Task brief
All of the data must be output exactly, with every picture left out.

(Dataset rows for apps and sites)
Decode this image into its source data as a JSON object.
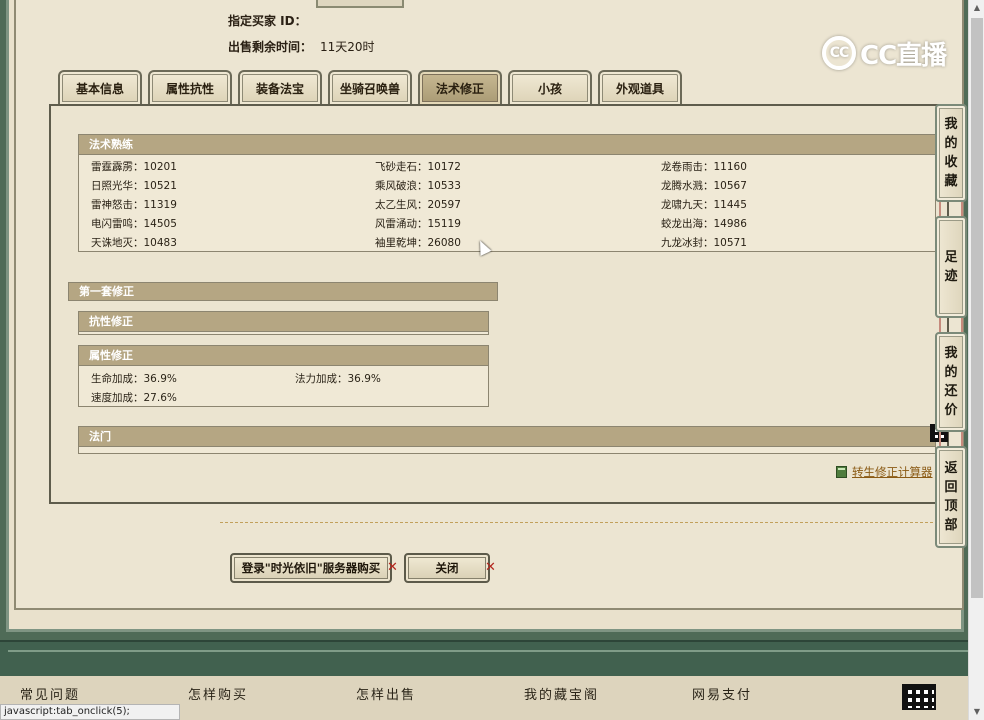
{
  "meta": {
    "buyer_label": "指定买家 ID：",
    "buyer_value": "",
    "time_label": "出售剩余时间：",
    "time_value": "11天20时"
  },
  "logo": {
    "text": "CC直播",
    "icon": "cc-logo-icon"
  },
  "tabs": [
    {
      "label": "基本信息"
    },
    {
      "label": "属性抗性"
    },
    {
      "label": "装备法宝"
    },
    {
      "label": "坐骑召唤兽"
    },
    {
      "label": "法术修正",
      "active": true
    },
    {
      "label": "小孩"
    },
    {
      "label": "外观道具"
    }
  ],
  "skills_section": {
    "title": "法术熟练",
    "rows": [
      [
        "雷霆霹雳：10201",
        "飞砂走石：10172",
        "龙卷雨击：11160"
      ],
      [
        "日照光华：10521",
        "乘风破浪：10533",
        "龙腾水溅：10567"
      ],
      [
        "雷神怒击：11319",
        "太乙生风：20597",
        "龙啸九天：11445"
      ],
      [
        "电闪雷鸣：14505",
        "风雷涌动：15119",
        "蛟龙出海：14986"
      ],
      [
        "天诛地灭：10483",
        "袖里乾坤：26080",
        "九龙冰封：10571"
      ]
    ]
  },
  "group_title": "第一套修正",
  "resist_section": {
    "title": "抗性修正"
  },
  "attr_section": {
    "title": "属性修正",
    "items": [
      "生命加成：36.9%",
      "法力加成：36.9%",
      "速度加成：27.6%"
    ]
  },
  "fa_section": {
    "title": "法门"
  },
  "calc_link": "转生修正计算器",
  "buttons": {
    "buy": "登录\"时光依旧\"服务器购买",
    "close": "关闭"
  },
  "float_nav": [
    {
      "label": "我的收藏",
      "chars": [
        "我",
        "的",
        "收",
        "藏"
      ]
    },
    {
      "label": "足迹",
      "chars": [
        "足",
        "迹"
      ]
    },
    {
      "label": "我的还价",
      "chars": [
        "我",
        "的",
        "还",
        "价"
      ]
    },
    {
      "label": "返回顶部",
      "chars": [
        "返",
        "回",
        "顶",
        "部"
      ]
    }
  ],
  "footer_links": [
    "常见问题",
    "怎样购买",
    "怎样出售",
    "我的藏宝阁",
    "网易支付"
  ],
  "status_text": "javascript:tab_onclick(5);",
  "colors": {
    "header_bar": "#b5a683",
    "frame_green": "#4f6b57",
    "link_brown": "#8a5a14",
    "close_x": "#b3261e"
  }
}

Result for this exercise
Decode this image into its source data as a JSON object.
{
  "meta": {
    "buyer_label": "指定买家 ID：",
    "buyer_value": "",
    "time_label": "出售剩余时间：",
    "time_value": "11天20时"
  },
  "logo": {
    "text": "CC直播",
    "icon": "cc-logo-icon"
  },
  "tabs": [
    {
      "label": "基本信息"
    },
    {
      "label": "属性抗性"
    },
    {
      "label": "装备法宝"
    },
    {
      "label": "坐骑召唤兽"
    },
    {
      "label": "法术修正",
      "active": true
    },
    {
      "label": "小孩"
    },
    {
      "label": "外观道具"
    }
  ],
  "skills_section": {
    "title": "法术熟练",
    "rows": [
      [
        "雷霆霹雳：10201",
        "飞砂走石：10172",
        "龙卷雨击：11160"
      ],
      [
        "日照光华：10521",
        "乘风破浪：10533",
        "龙腾水溅：10567"
      ],
      [
        "雷神怒击：11319",
        "太乙生风：20597",
        "龙啸九天：11445"
      ],
      [
        "电闪雷鸣：14505",
        "风雷涌动：15119",
        "蛟龙出海：14986"
      ],
      [
        "天诛地灭：10483",
        "袖里乾坤：26080",
        "九龙冰封：10571"
      ]
    ]
  },
  "group_title": "第一套修正",
  "resist_section": {
    "title": "抗性修正"
  },
  "attr_section": {
    "title": "属性修正",
    "items": [
      "生命加成：36.9%",
      "法力加成：36.9%",
      "速度加成：27.6%"
    ]
  },
  "fa_section": {
    "title": "法门"
  },
  "calc_link": "转生修正计算器",
  "buttons": {
    "buy": "登录\"时光依旧\"服务器购买",
    "close": "关闭"
  },
  "float_nav": [
    {
      "label": "我的收藏",
      "chars": [
        "我",
        "的",
        "收",
        "藏"
      ]
    },
    {
      "label": "足迹",
      "chars": [
        "足",
        "迹"
      ]
    },
    {
      "label": "我的还价",
      "chars": [
        "我",
        "的",
        "还",
        "价"
      ]
    },
    {
      "label": "返回顶部",
      "chars": [
        "返",
        "回",
        "顶",
        "部"
      ]
    }
  ],
  "footer_links": [
    "常见问题",
    "怎样购买",
    "怎样出售",
    "我的藏宝阁",
    "网易支付"
  ],
  "status_text": "javascript:tab_onclick(5);",
  "colors": {
    "header_bar": "#b5a683",
    "frame_green": "#4f6b57",
    "link_brown": "#8a5a14",
    "close_x": "#b3261e"
  }
}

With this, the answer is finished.